(Extracted data entries)
════

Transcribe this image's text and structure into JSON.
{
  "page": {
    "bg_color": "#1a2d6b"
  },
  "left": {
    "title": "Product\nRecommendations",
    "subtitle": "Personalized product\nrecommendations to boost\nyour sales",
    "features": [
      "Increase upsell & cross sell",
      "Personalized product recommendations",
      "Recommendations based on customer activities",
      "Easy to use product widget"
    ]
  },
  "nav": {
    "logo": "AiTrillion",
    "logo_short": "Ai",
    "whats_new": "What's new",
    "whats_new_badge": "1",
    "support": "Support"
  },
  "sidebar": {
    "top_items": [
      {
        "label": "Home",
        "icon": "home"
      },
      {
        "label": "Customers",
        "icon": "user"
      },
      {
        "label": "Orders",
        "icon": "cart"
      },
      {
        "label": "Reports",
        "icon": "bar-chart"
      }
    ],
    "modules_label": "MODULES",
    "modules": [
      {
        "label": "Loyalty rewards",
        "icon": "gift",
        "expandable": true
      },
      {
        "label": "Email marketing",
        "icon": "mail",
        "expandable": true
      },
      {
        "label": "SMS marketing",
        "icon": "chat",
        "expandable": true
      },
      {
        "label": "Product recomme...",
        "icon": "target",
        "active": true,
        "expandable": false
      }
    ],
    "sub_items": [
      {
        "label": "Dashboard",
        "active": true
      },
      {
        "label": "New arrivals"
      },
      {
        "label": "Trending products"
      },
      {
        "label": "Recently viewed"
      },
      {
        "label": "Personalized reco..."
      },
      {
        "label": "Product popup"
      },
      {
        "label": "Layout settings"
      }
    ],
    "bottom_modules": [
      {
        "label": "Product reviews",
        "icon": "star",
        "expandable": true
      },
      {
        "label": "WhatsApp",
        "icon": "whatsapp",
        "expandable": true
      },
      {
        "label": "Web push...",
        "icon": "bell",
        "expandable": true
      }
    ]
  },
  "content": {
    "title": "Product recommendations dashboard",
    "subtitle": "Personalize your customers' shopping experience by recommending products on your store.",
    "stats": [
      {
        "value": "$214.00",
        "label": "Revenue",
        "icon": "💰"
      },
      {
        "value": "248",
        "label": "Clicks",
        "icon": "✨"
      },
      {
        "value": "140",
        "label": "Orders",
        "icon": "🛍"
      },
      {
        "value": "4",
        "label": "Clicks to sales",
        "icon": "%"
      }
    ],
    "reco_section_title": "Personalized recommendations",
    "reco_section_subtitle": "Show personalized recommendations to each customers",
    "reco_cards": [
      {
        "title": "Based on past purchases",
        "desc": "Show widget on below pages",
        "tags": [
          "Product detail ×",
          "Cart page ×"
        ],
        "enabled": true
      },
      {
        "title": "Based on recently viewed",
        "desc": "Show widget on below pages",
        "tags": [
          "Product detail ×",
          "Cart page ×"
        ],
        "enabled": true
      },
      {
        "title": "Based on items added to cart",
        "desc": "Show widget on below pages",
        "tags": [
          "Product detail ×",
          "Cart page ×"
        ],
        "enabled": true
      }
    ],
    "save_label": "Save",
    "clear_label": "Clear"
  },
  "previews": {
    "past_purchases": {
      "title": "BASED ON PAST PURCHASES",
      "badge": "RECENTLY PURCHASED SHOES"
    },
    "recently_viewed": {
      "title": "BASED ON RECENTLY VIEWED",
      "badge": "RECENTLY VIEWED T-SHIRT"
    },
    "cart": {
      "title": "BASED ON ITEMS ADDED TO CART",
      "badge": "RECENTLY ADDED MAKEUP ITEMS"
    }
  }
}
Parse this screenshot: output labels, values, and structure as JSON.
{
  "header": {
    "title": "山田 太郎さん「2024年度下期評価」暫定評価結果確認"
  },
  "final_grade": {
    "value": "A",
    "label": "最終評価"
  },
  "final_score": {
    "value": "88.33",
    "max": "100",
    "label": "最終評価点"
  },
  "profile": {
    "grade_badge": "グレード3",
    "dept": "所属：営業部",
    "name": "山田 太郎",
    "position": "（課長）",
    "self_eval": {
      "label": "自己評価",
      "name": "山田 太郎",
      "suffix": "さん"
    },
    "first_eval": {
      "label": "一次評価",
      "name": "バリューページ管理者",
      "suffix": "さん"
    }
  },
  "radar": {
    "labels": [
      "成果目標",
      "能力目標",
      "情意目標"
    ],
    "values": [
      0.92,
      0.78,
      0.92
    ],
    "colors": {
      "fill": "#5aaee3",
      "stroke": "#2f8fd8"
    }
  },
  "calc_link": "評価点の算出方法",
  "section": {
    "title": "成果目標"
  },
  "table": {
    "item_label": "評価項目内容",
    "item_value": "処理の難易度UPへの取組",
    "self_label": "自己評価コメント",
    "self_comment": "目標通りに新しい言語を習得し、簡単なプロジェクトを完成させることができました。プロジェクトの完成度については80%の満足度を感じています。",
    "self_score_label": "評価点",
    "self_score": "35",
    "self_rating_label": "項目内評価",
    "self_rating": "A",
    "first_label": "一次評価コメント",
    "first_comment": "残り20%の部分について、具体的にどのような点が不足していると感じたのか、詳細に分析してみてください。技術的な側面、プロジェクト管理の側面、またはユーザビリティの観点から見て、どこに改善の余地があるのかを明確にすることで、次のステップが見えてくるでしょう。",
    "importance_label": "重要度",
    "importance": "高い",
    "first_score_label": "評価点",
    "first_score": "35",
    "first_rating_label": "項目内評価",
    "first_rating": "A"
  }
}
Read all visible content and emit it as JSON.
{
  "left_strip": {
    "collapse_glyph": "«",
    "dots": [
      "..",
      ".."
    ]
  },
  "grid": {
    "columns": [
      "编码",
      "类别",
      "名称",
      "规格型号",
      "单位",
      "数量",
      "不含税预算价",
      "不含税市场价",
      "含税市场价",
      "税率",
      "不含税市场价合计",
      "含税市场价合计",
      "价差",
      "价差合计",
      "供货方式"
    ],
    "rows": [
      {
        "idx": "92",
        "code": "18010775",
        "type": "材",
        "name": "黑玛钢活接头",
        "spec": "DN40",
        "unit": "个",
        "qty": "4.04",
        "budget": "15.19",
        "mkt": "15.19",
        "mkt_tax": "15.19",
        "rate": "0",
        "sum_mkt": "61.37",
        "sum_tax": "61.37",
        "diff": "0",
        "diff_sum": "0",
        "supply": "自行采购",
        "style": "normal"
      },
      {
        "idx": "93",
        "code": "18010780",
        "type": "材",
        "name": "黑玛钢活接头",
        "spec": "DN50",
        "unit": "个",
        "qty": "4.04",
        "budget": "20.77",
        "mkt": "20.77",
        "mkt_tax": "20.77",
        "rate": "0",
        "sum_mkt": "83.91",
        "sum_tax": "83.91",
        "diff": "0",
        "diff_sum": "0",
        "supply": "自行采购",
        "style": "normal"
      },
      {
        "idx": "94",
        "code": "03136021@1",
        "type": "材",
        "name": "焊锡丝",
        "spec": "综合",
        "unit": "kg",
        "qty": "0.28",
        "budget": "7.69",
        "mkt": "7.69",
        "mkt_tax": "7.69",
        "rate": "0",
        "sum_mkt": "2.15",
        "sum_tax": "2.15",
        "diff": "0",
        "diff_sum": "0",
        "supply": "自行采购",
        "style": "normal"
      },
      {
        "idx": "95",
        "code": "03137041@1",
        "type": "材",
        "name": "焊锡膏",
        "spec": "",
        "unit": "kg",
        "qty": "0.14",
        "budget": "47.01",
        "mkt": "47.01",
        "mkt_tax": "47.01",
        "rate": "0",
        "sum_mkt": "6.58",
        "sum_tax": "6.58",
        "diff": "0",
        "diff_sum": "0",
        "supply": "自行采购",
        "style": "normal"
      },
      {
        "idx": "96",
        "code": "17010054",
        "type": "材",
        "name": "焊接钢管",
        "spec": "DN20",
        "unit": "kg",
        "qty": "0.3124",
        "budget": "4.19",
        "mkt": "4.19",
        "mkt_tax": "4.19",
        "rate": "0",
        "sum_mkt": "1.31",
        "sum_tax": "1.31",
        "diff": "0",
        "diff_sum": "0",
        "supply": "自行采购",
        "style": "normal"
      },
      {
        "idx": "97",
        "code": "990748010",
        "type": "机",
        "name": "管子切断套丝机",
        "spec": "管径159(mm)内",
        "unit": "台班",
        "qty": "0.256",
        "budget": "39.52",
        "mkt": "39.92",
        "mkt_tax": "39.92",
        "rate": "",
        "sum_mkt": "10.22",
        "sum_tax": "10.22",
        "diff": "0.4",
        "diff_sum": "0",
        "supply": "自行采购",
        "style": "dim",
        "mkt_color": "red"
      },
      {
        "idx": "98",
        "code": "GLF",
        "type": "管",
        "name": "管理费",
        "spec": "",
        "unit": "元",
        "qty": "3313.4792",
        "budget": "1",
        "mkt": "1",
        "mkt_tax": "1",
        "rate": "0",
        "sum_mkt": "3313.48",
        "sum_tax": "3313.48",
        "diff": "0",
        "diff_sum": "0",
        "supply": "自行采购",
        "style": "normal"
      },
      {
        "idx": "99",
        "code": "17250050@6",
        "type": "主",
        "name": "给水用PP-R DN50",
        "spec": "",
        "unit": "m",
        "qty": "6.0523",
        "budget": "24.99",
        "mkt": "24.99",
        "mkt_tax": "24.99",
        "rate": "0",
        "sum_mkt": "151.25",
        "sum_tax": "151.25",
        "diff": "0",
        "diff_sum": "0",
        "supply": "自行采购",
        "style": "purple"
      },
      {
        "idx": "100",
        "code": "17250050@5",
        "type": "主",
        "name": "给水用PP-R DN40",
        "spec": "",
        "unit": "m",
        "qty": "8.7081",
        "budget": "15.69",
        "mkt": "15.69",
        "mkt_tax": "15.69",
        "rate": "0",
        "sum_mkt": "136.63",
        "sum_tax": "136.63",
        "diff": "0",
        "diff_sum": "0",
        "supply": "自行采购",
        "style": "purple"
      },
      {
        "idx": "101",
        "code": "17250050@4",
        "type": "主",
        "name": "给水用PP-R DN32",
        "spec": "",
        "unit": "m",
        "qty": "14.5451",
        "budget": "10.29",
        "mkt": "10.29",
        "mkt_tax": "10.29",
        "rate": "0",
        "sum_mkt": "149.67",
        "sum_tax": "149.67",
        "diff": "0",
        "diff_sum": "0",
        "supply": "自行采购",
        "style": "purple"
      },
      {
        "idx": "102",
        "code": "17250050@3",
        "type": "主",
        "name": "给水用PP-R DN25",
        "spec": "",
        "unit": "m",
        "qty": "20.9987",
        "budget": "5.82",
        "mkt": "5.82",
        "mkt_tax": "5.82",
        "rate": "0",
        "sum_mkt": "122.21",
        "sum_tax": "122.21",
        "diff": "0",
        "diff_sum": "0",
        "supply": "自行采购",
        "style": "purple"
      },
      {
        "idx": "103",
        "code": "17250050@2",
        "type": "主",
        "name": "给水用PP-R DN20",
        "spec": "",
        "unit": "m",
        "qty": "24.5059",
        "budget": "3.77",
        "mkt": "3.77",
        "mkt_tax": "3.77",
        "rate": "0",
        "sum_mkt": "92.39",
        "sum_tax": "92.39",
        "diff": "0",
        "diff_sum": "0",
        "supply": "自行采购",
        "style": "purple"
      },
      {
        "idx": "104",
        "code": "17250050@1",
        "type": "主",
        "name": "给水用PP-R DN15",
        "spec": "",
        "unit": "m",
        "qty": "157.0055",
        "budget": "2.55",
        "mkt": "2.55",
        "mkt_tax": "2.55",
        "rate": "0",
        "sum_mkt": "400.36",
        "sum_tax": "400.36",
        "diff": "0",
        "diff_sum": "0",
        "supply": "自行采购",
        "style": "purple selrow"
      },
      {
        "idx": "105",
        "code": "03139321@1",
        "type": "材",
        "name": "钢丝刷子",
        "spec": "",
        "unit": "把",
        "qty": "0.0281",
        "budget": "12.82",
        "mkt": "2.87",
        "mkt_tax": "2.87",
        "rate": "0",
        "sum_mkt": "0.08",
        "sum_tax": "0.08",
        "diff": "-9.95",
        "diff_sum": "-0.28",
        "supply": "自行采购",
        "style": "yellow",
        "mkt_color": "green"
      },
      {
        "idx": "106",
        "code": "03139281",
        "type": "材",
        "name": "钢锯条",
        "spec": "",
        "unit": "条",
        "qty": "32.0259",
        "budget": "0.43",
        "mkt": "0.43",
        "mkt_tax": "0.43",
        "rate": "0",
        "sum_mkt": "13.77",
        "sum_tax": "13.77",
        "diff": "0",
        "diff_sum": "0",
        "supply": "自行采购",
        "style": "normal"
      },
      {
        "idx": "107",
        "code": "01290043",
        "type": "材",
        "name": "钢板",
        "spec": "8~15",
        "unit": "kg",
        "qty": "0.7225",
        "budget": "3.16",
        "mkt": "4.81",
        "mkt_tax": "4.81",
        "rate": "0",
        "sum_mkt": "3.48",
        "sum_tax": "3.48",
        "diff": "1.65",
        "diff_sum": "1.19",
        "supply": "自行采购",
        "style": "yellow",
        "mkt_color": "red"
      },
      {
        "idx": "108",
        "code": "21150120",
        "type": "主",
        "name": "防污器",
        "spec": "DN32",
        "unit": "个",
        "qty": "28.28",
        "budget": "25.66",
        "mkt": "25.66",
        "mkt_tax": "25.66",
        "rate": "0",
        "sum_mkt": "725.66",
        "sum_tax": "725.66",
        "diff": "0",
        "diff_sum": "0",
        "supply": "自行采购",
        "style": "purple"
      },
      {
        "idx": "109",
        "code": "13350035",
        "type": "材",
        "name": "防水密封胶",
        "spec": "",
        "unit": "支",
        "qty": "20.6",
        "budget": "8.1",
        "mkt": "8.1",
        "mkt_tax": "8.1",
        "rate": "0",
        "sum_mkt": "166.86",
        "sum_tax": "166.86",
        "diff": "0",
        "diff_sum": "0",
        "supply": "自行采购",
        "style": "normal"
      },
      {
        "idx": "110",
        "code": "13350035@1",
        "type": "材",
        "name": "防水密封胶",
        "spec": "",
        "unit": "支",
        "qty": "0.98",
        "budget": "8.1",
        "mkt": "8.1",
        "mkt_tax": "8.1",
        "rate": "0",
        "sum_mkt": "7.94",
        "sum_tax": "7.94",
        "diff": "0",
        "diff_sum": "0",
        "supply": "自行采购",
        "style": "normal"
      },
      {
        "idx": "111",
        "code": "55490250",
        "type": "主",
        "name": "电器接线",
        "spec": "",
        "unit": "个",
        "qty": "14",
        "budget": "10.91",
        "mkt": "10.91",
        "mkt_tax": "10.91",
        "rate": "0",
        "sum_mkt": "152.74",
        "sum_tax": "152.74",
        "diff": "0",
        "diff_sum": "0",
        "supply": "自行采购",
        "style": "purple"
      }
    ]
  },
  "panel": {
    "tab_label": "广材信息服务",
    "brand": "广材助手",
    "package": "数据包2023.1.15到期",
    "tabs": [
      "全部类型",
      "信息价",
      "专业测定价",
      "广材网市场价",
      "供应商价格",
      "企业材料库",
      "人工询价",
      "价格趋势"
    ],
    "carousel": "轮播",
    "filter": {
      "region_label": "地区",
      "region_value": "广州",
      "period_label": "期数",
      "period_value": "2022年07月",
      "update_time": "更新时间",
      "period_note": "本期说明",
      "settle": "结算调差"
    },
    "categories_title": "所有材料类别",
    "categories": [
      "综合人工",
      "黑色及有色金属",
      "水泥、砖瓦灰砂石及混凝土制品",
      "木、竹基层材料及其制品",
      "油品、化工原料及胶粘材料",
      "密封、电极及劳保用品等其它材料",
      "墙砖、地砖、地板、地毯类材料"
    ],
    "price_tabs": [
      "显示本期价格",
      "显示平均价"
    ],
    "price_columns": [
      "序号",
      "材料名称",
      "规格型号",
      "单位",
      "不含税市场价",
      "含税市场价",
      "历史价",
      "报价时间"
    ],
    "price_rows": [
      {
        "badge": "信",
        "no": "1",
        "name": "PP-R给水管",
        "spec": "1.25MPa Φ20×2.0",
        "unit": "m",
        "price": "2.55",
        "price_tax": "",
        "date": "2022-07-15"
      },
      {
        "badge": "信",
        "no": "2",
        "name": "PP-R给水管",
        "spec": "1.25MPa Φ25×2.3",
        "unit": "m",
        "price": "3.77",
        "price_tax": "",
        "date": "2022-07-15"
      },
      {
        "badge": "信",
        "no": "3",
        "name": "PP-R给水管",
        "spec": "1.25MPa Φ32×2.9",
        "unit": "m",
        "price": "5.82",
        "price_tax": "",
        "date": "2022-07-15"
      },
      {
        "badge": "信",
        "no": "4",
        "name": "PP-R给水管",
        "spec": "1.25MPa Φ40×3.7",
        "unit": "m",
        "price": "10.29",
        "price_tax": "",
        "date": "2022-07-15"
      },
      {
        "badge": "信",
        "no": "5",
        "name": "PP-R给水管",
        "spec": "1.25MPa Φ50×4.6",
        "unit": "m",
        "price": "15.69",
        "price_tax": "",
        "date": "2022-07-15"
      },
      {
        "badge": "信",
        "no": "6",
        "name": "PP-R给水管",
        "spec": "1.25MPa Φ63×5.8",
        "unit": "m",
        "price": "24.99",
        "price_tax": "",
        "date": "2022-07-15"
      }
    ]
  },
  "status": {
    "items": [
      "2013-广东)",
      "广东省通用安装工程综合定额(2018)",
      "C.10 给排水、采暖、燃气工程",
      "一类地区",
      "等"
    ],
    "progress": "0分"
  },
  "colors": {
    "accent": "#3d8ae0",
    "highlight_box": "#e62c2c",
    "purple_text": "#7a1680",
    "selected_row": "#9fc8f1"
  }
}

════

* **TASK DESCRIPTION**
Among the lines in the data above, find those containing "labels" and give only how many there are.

* **RESULT OF THIS TASK**
2